Defined benefit plans that share risks between entities under common control

40 Defined benefit plans that share risks between entities under common control, for example, a parent and its subsidiaries, are not multi-employer plans.

41 An entity participating in such a plan shall obtain information about the plan as a whole measured in accordance with this Standard on the basis of assumptions that apply to the plan as a whole. If there is a contractual agreement or stated policy for charging to individual group entities the net defined benefit cost for the plan as a whole measured in accordance with this Standard, the entity shall, in its separate or individual financial statements, recognise the net defined benefit cost so … Read more

IAS 19 State plans

43 An entity shall account for a state plan in the same way as for a multi-employer plan (see paragraphs 32–39).

44 State plans are established by legislation to cover all entities (or all entities in a particular category, for example, a specific industry) and are operated by national or local government or by another body (for example, an autonomous agency created specifically for this purpose) that is not subject to control or influence by the reporting entity. Some plans established by an entity provide both compulsory benefits, as a substitute for benefits that would otherwise be covered under a state plan, and additional voluntary benefits. Such plans are not state plans.

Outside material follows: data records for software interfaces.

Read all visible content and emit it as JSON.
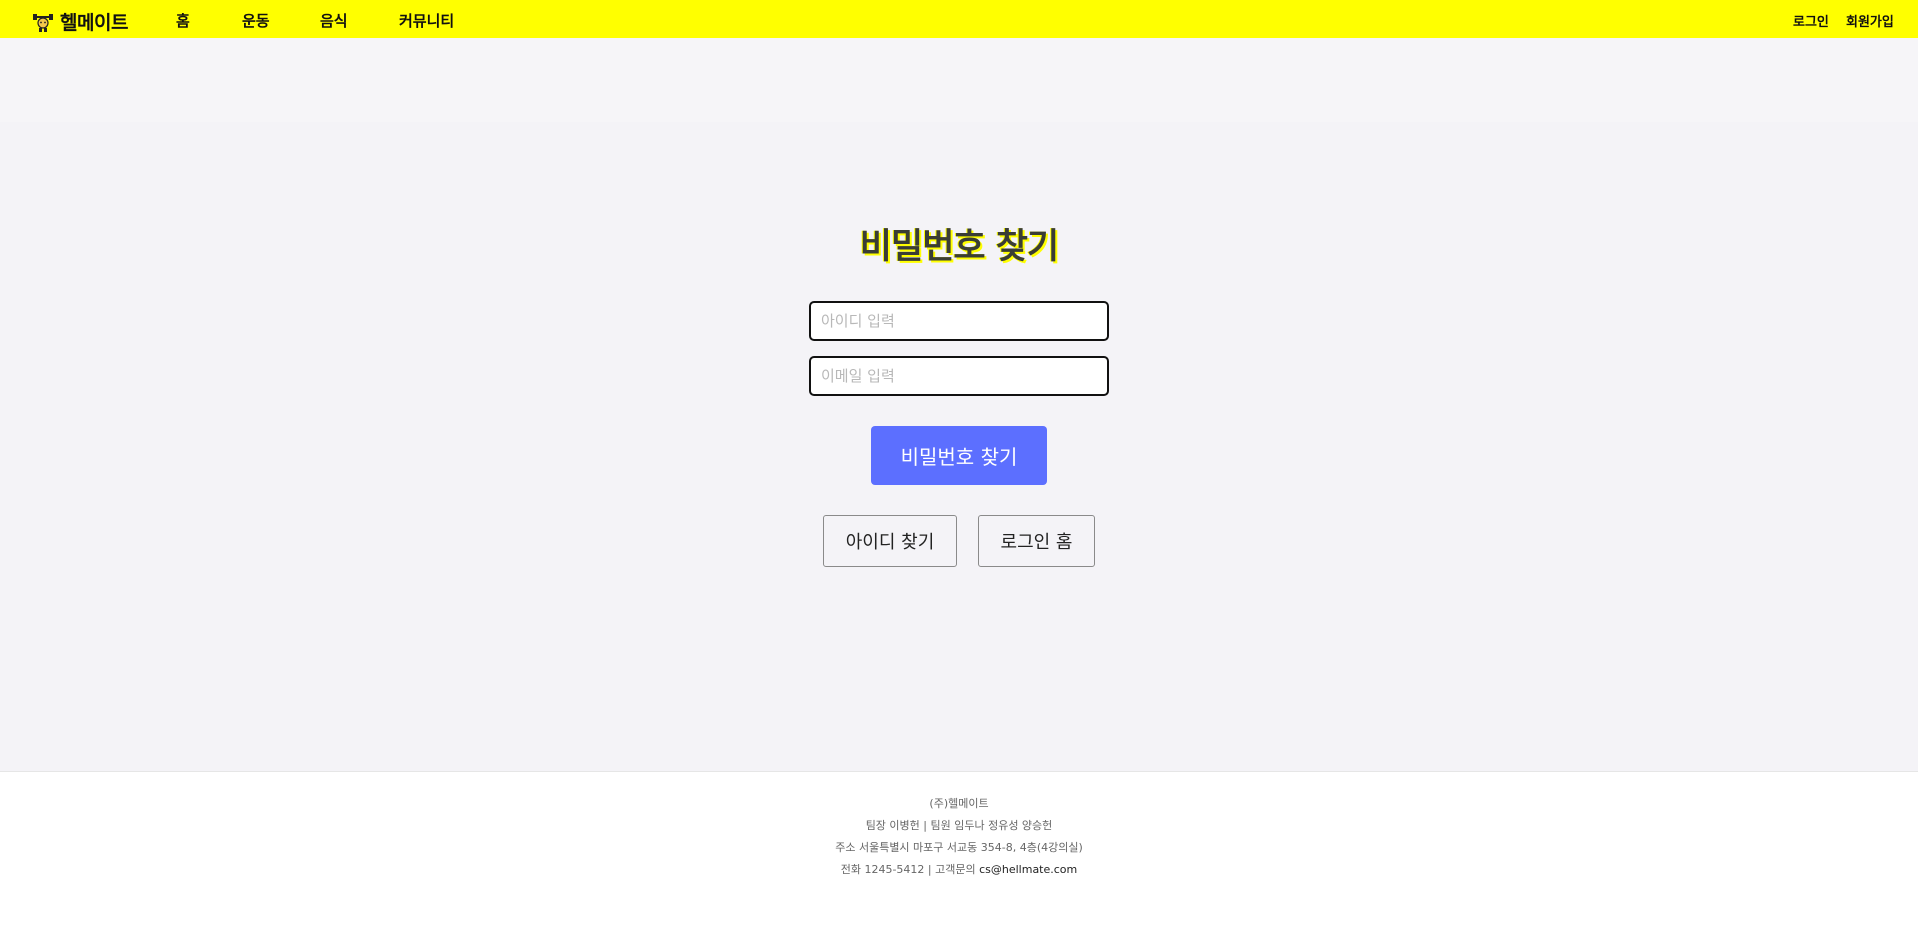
{
  "header": {
    "brand": {
      "icon": "dumbbell-mascot-icon",
      "name": "헬메이트"
    },
    "nav": [
      "홈",
      "운동",
      "음식",
      "커뮤니티"
    ],
    "auth": {
      "login": "로그인",
      "signup": "회원가입"
    },
    "bg_color": "#ffff00"
  },
  "main": {
    "title": "비밀번호 찾기",
    "id_placeholder": "아이디 입력",
    "email_placeholder": "이메일 입력",
    "submit_label": "비밀번호 찾기",
    "find_id_label": "아이디 찾기",
    "login_home_label": "로그인 홈",
    "accent_color": "#5c6fff"
  },
  "footer": {
    "company": "(주)헬메이트",
    "team": "팀장 이병헌 | 팀원 임두나 정유성 양승헌",
    "address": "주소 서울특별시 마포구 서교동 354-8, 4층(4강의실)",
    "contact_prefix": "전화 1245-5412 | 고객문의 ",
    "email": "cs@hellmate.com"
  }
}
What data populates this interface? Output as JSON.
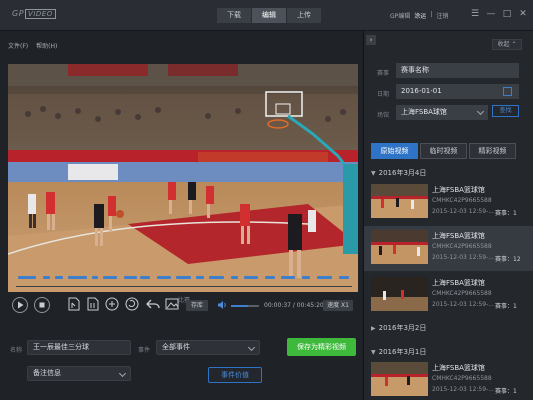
{
  "app": {
    "logo_text": "GP",
    "logo_box": "VIDEO"
  },
  "top_tabs": [
    {
      "label": "下载"
    },
    {
      "label": "编辑"
    },
    {
      "label": "上传"
    }
  ],
  "user": {
    "brand": "GP编辑",
    "name": "涂运",
    "action": "注销"
  },
  "window_controls": {
    "skin": "☰",
    "minimize": "—",
    "maximize": "□",
    "close": "✕"
  },
  "file_menu": {
    "file": "文件(F)",
    "help": "帮助(H)"
  },
  "player": {
    "timeline_label": "比赛",
    "timecode": "00:00:37 / 00:45:20",
    "save_frame_label": "存库",
    "speed_label": "速度 X1",
    "volume": 0.6,
    "segments": [
      [
        0.005,
        0.06
      ],
      [
        0.08,
        0.1
      ],
      [
        0.115,
        0.14
      ],
      [
        0.155,
        0.21
      ],
      [
        0.225,
        0.245
      ],
      [
        0.26,
        0.3
      ],
      [
        0.32,
        0.36
      ],
      [
        0.37,
        0.4
      ],
      [
        0.42,
        0.46
      ],
      [
        0.475,
        0.52
      ],
      [
        0.535,
        0.56
      ],
      [
        0.575,
        0.62
      ],
      [
        0.64,
        0.66
      ],
      [
        0.68,
        0.72
      ],
      [
        0.74,
        0.77
      ],
      [
        0.79,
        0.83
      ],
      [
        0.85,
        0.875
      ],
      [
        0.895,
        0.94
      ],
      [
        0.96,
        0.99
      ]
    ]
  },
  "clip_form": {
    "name_label": "名称",
    "name_value": "王一辰最佳三分球",
    "event_label": "事件",
    "event_value": "全部事件",
    "note_value": "备注信息",
    "save_button": "保存为精彩视频",
    "event_tag_button": "事件价值"
  },
  "search_panel": {
    "collapse_button": "收起",
    "event_label": "赛事",
    "event_value": "赛事名称",
    "date_label": "日期",
    "date_value": "2016-01-01",
    "venue_label": "场馆",
    "venue_value": "上海FSBA球馆",
    "search_button": "查找"
  },
  "video_tabs": [
    {
      "label": "原始视频"
    },
    {
      "label": "临时视频"
    },
    {
      "label": "精彩视频"
    }
  ],
  "date_groups": [
    {
      "date": "2016年3月4日",
      "clips": [
        {
          "title": "上海FSBA篮球馆",
          "code": "CMHKC42P9665588",
          "time": "2015-12-03 12:59-...",
          "event": "赛事：1"
        },
        {
          "title": "上海FSBA篮球馆",
          "code": "CMHKC42P9665588",
          "time": "2015-12-03 12:59-...",
          "event": "赛事：12"
        },
        {
          "title": "上海FSBA篮球馆",
          "code": "CMHKC42P9665588",
          "time": "2015-12-03 12:59-...",
          "event": "赛事：1"
        }
      ]
    },
    {
      "date": "2016年3月2日",
      "clips": []
    },
    {
      "date": "2016年3月1日",
      "clips": [
        {
          "title": "上海FSBA篮球馆",
          "code": "CMHKC42P9665588",
          "time": "2015-12-03 12:59-...",
          "event": "赛事：1"
        }
      ]
    }
  ]
}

45 State plans are characterised as defined … Read more

IAS 19 Insured benefits

46 An entity may pay insurance premiums to fund a post-employment benefit plan. The entity shall treat such a plan as a defined contribution plan unless the entity will have (either directly, or indirectly through the plan) a legal or constructive obligation either:

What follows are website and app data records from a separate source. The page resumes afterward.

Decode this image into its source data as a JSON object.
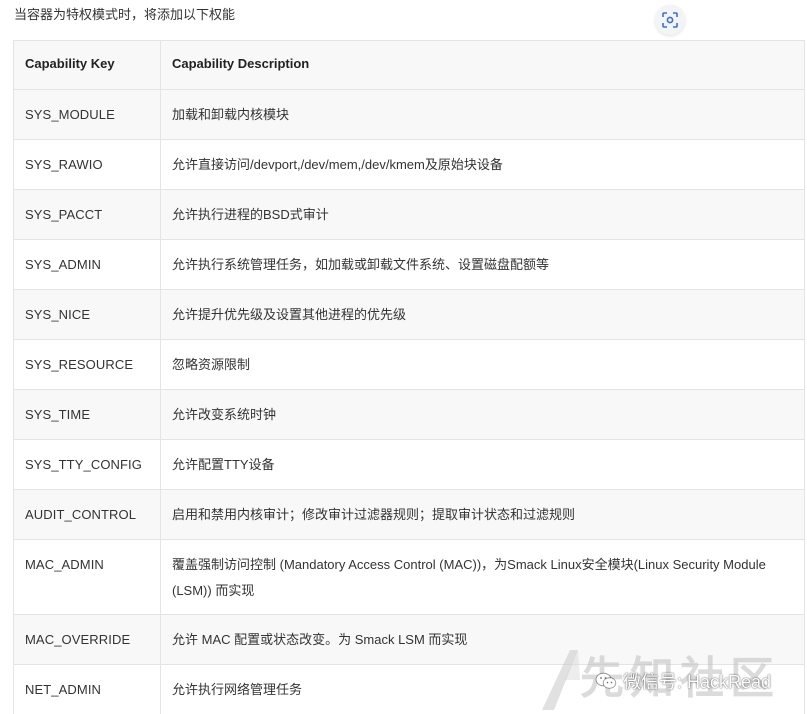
{
  "intro": "当容器为特权模式时，将添加以下权能",
  "table": {
    "headers": [
      "Capability Key",
      "Capability Description"
    ],
    "rows": [
      {
        "key": "SYS_MODULE",
        "desc": "加载和卸载内核模块"
      },
      {
        "key": "SYS_RAWIO",
        "desc": "允许直接访问/devport,/dev/mem,/dev/kmem及原始块设备"
      },
      {
        "key": "SYS_PACCT",
        "desc": "允许执行进程的BSD式审计"
      },
      {
        "key": "SYS_ADMIN",
        "desc": "允许执行系统管理任务，如加载或卸载文件系统、设置磁盘配额等"
      },
      {
        "key": "SYS_NICE",
        "desc": "允许提升优先级及设置其他进程的优先级"
      },
      {
        "key": "SYS_RESOURCE",
        "desc": "忽略资源限制"
      },
      {
        "key": "SYS_TIME",
        "desc": "允许改变系统时钟"
      },
      {
        "key": "SYS_TTY_CONFIG",
        "desc": "允许配置TTY设备"
      },
      {
        "key": "AUDIT_CONTROL",
        "desc": "启用和禁用内核审计；修改审计过滤器规则；提取审计状态和过滤规则"
      },
      {
        "key": "MAC_ADMIN",
        "desc": "覆盖强制访问控制 (Mandatory Access Control (MAC))，为Smack Linux安全模块(Linux Security Module (LSM)) 而实现"
      },
      {
        "key": "MAC_OVERRIDE",
        "desc": "允许 MAC 配置或状态改变。为 Smack LSM 而实现"
      },
      {
        "key": "NET_ADMIN",
        "desc": "允许执行网络管理任务"
      }
    ]
  },
  "watermark": {
    "site": "先知社区",
    "account": "微信号: HackRead"
  },
  "icons": {
    "scan": "scan-icon",
    "wechat": "wechat-icon"
  }
}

  1. to pay the employee benefits directly when they fall due; or
  2. to pay further amounts if the insurer does not pay all future employee benefits relating to employee service in the current and prior periods.

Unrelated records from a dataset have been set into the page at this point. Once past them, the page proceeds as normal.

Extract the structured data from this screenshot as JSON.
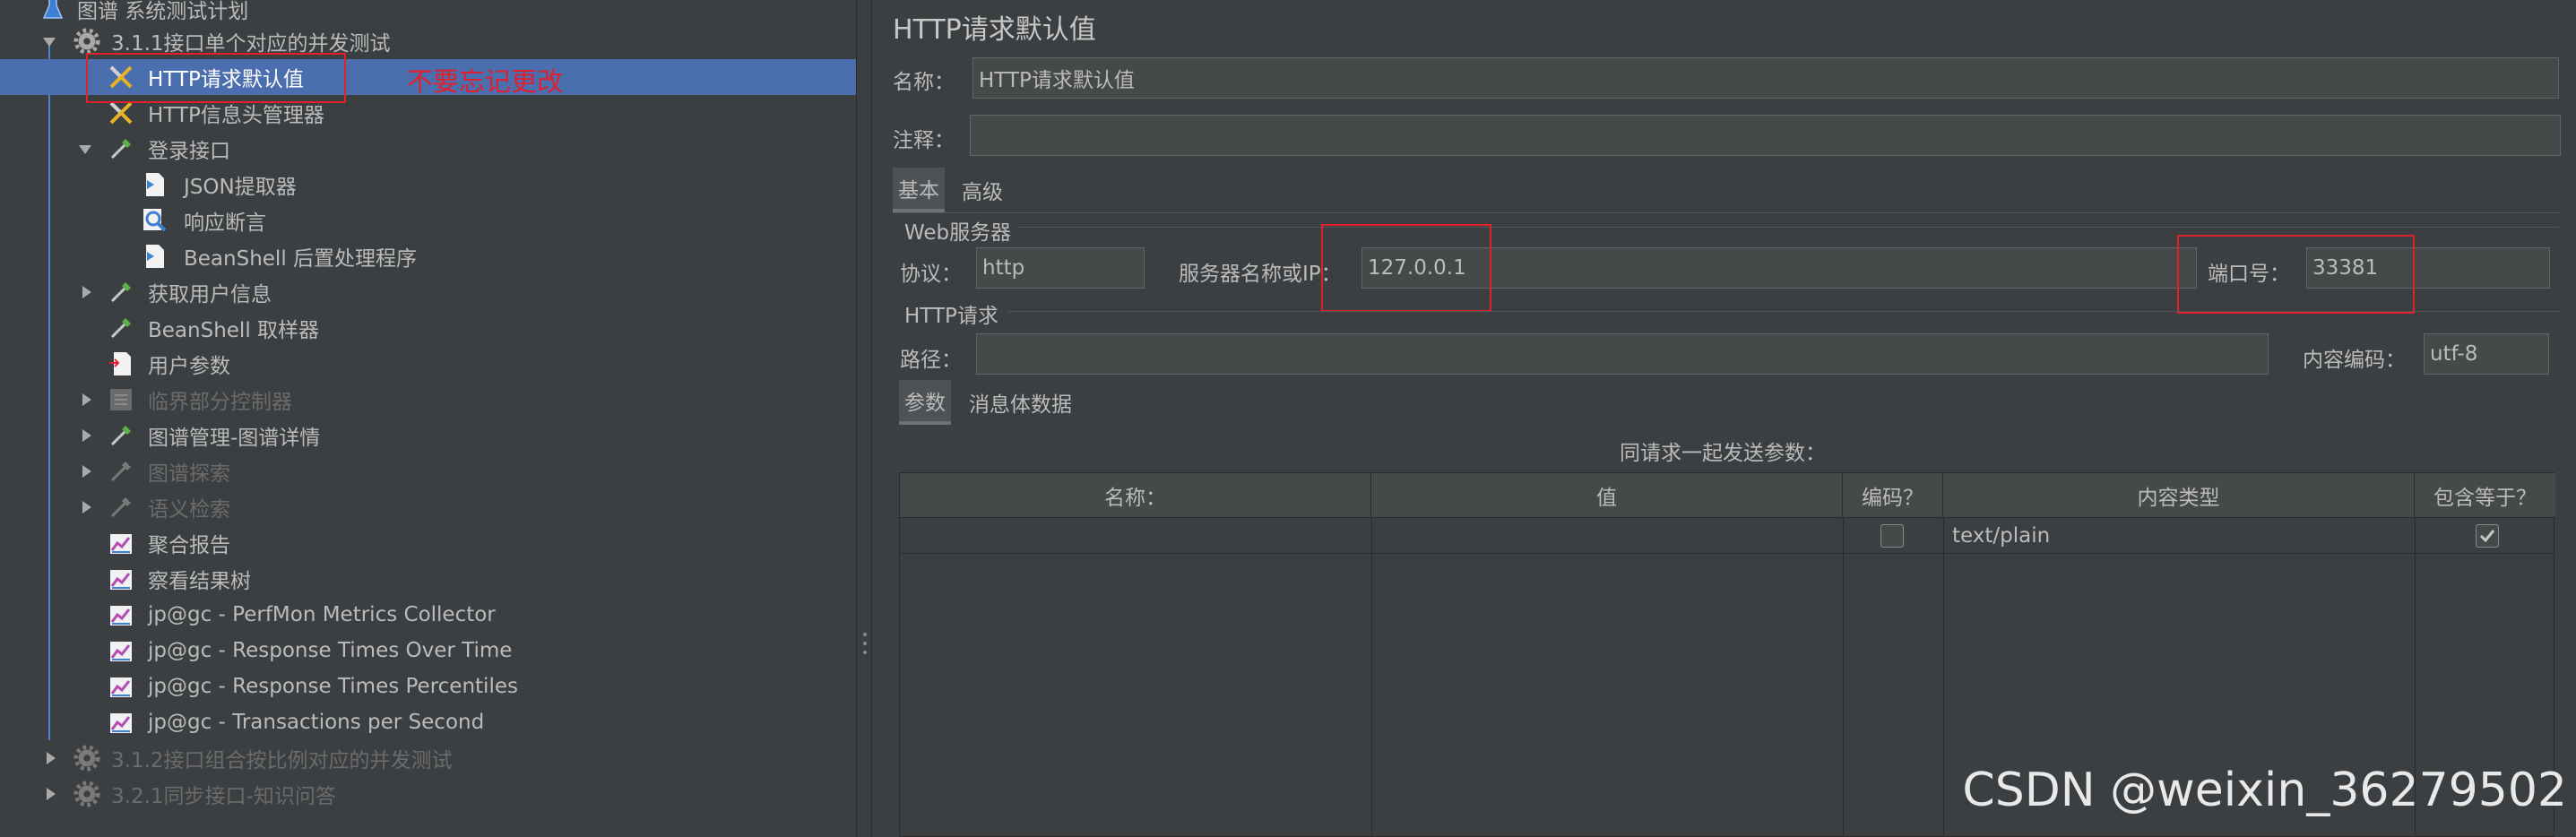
{
  "tree": {
    "items": [
      {
        "label": "图谱 系统测试计划",
        "icon": "flask-icon",
        "toggle": "none",
        "enabled": true
      },
      {
        "label": "3.1.1接口单个对应的并发测试",
        "icon": "gear-icon",
        "toggle": "open",
        "enabled": true
      },
      {
        "label": "HTTP请求默认值",
        "icon": "wrench-icon",
        "toggle": "none",
        "enabled": true,
        "selected": true
      },
      {
        "label": "HTTP信息头管理器",
        "icon": "wrench-icon",
        "toggle": "none",
        "enabled": true
      },
      {
        "label": "登录接口",
        "icon": "pipette-icon",
        "toggle": "open",
        "enabled": true
      },
      {
        "label": "JSON提取器",
        "icon": "document-icon",
        "toggle": "none",
        "enabled": true
      },
      {
        "label": "响应断言",
        "icon": "magnifier-icon",
        "toggle": "none",
        "enabled": true
      },
      {
        "label": "BeanShell 后置处理程序",
        "icon": "document-icon",
        "toggle": "none",
        "enabled": true
      },
      {
        "label": "获取用户信息",
        "icon": "pipette-icon",
        "toggle": "closed",
        "enabled": true
      },
      {
        "label": "BeanShell 取样器",
        "icon": "pipette-icon",
        "toggle": "none",
        "enabled": true
      },
      {
        "label": "用户参数",
        "icon": "document-icon",
        "toggle": "none",
        "enabled": true
      },
      {
        "label": "临界部分控制器",
        "icon": "controller-icon",
        "toggle": "closed",
        "enabled": false
      },
      {
        "label": "图谱管理-图谱详情",
        "icon": "pipette-icon",
        "toggle": "closed",
        "enabled": true
      },
      {
        "label": "图谱探索",
        "icon": "pipette-icon",
        "toggle": "closed",
        "enabled": false
      },
      {
        "label": "语义检索",
        "icon": "pipette-icon",
        "toggle": "closed",
        "enabled": false
      },
      {
        "label": "聚合报告",
        "icon": "graph-icon",
        "toggle": "none",
        "enabled": true
      },
      {
        "label": "察看结果树",
        "icon": "graph-icon",
        "toggle": "none",
        "enabled": true
      },
      {
        "label": "jp@gc - PerfMon Metrics Collector",
        "icon": "graph-icon",
        "toggle": "none",
        "enabled": true
      },
      {
        "label": "jp@gc - Response Times Over Time",
        "icon": "graph-icon",
        "toggle": "none",
        "enabled": true
      },
      {
        "label": "jp@gc - Response Times Percentiles",
        "icon": "graph-icon",
        "toggle": "none",
        "enabled": true
      },
      {
        "label": "jp@gc - Transactions per Second",
        "icon": "graph-icon",
        "toggle": "none",
        "enabled": true
      },
      {
        "label": "3.1.2接口组合按比例对应的并发测试",
        "icon": "gear-icon",
        "toggle": "closed",
        "enabled": false
      },
      {
        "label": "3.2.1同步接口-知识问答",
        "icon": "gear-icon",
        "toggle": "closed",
        "enabled": false
      }
    ],
    "annotation": "不要忘记更改"
  },
  "panel": {
    "title": "HTTP请求默认值",
    "name_label": "名称：",
    "name_value": "HTTP请求默认值",
    "comment_label": "注释：",
    "comment_value": "",
    "tabs": [
      "基本",
      "高级"
    ],
    "web_server_section": "Web服务器",
    "protocol_label": "协议：",
    "protocol_value": "http",
    "server_label": "服务器名称或IP：",
    "server_value": "127.0.0.1",
    "port_label": "端口号：",
    "port_value": "33381",
    "http_request_section": "HTTP请求",
    "path_label": "路径：",
    "path_value": "",
    "encoding_label": "内容编码：",
    "encoding_value": "utf-8",
    "sub_tabs": [
      "参数",
      "消息体数据"
    ],
    "params_caption": "同请求一起发送参数：",
    "table": {
      "headers": [
        "名称：",
        "值",
        "编码？",
        "内容类型",
        "包含等于？"
      ],
      "rows": [
        {
          "name": "",
          "value": "",
          "encode": false,
          "content_type": "text/plain",
          "include_equals": true
        }
      ]
    }
  },
  "watermark": "CSDN @weixin_36279502",
  "colors": {
    "selection": "#4b6eaf",
    "annotation_red": "#e0202b",
    "background": "#3c3f41"
  }
}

If the entity retains such a legal or constructive obligation, the entity shall treat the plan as a defined benefit plan.

47 The benefits insured by an insurance policy need not have a direct or automatic relationship with the entity’s obligation for … Read more